§ **Brief**
Below are the records; copy each line in them that holds the word "objects".

Website and app data records:
+++

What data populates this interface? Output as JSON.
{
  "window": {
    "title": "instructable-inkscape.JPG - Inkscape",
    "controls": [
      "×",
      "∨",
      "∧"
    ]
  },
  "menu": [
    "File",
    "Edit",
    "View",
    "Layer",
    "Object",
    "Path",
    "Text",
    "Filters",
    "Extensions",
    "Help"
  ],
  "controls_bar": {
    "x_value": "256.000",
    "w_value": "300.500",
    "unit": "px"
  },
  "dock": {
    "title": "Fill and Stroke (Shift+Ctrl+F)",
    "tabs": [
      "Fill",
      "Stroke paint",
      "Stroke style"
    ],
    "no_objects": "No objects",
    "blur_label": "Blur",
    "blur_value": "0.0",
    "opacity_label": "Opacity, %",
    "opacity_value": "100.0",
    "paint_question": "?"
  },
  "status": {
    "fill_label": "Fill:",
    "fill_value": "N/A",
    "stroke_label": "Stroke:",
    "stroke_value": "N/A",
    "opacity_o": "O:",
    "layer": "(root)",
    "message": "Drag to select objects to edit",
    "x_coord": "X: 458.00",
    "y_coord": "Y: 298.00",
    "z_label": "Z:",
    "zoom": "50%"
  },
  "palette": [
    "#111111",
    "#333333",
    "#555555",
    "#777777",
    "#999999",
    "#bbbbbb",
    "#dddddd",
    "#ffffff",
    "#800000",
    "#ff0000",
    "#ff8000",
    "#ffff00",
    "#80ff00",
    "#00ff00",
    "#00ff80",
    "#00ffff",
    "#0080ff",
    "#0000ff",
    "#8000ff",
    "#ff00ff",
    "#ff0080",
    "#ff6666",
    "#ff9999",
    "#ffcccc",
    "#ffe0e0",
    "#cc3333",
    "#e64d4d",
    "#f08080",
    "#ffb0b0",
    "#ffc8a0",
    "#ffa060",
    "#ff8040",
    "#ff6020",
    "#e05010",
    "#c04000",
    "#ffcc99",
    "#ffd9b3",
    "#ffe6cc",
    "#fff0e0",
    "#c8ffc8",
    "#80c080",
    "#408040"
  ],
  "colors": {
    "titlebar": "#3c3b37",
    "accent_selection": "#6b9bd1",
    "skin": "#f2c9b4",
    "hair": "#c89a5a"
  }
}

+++

§ **Response to the exercise**
    "no_objects": "No objects",
    "message": "Drag to select objects to edit",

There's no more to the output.